Ingram Creek

Brad Cosgrove grew up in Moscow, Idaho, sixteen miles from my hometown of Albion, Washington. We learned to guide while working at Dave Peterson's yurts in McCully Basin in Oregon's Wallowa Mountains. Under Dave's example, we learned a laid-back guiding style, while having a blast with the customers and skiing Oregon's finest snow. We've both retained this guiding style. Henry Munter is from Ketchum, Idaho. With a name like Munter (re: Werner Munter, father of the Munter Hitch and 3x3 Reduction Method), you know Henry is destined for higher levels of mountain academics. Brad and Henry guide rivers in summer and skiing for Chugach Powder Guides in the spring. We come together midwinter to teach avalanche classes for the Alaska Avalanche School.

Brad and Henry on the summit of Eddies. 

On Eddies ridge. We skied the sunlit slopes just ahead. Henry knew a continuous line to Ingram Creek.

Brad dropping the south face of Eddies into Ingram Creek. Glide cracks, like yawning frowns 200 feet across, coated most of this face. Henry found this glide-free line several days earlier. Then we skinned several miles up valley and climbed a 1,900-foot chute on the north side of Kickstep.

Four PM at the notch above Kickstep's pocket glacier. Brad (right) kicked 1,700 steps (Henry counted) up the chute with hip hop on his iPhone speaker. As Henry says, "Brad's dealing with a lot of energy."
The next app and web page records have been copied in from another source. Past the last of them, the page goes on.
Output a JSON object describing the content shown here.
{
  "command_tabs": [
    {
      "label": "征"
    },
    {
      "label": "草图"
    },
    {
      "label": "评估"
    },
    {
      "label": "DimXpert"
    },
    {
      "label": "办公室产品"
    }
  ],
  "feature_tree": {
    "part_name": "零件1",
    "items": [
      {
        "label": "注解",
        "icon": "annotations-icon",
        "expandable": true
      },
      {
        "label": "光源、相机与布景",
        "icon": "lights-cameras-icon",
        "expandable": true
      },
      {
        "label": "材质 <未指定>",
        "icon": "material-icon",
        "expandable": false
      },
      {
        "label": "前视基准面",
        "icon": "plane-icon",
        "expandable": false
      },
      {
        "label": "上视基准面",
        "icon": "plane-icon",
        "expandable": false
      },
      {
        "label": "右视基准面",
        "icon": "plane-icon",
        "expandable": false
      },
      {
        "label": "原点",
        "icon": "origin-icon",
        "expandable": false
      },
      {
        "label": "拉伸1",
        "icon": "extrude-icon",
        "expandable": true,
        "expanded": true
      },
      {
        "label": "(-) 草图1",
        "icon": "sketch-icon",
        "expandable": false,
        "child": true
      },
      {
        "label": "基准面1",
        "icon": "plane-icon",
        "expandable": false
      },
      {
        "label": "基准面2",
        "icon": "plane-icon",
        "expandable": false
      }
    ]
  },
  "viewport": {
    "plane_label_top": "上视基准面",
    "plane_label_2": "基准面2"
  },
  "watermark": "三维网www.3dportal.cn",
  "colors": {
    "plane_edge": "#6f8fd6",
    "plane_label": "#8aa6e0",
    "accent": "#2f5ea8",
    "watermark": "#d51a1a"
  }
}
Henry cutting first tracks into the chute. See the glide crack avalanche in the top left corner. 

Full moon lighting Brad in the chute. We returned to the car at 7:30PM after creek jumping and forest thrashing for 12 miles and 5,000 feet.